--- Available records ---
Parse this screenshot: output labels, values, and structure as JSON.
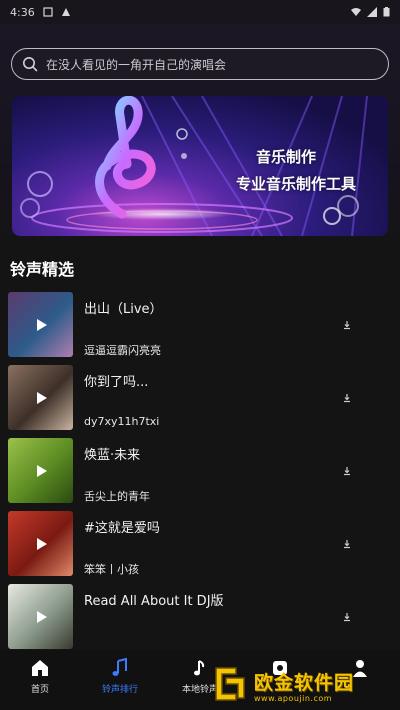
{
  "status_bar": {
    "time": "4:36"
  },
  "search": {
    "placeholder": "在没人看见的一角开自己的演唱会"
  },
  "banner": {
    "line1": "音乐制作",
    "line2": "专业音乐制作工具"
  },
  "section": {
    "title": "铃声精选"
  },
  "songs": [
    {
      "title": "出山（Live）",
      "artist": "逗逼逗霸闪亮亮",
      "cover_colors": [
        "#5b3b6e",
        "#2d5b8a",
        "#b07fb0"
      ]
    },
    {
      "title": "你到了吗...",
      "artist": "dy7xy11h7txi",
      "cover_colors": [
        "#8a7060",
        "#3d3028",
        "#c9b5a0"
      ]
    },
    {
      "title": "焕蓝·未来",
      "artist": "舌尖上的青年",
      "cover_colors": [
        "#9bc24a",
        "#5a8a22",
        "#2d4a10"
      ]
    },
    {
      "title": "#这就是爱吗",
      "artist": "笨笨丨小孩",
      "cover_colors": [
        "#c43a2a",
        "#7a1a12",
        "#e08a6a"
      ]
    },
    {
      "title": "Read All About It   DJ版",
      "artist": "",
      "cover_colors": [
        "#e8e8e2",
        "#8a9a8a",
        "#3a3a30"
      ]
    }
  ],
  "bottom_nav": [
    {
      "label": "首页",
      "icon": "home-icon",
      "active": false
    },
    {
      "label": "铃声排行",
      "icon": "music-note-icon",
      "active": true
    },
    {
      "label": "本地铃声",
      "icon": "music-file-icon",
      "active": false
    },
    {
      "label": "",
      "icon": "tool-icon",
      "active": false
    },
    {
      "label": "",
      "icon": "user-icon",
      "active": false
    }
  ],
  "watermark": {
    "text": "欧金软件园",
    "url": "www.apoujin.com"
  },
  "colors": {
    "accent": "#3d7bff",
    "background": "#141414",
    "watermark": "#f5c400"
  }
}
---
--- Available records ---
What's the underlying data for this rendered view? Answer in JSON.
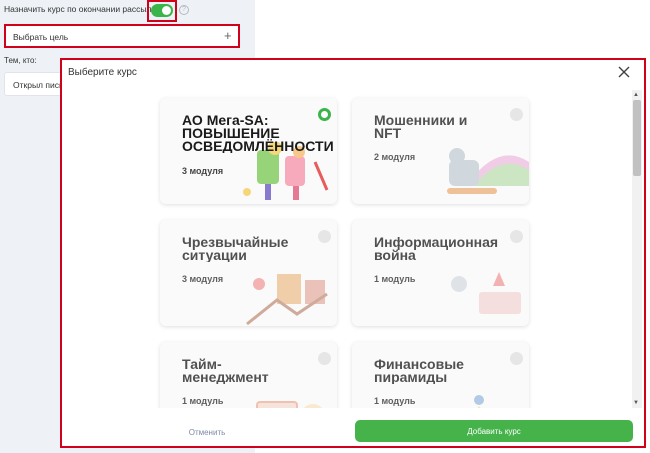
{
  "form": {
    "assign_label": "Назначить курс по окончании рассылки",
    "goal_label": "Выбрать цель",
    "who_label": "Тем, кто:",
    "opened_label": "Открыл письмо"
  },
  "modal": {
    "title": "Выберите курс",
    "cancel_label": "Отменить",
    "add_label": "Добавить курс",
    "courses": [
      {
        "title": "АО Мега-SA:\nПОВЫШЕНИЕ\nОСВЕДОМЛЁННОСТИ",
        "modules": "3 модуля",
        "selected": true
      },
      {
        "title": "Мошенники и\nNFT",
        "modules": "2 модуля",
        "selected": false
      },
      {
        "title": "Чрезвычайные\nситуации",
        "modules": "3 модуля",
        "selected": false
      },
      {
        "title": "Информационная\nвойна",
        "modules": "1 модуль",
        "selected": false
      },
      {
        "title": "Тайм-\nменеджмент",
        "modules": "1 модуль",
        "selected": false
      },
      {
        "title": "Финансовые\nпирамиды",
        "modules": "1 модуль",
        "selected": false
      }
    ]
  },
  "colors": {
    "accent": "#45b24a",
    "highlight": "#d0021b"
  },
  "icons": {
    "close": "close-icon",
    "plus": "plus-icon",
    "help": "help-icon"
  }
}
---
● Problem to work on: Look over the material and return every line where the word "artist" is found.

● Task response:
      "artist": "逗逼逗霸闪亮亮",
      "artist": "dy7xy11h7txi",
      "artist": "舌尖上的青年",
      "artist": "笨笨丨小孩",
      "artist": "",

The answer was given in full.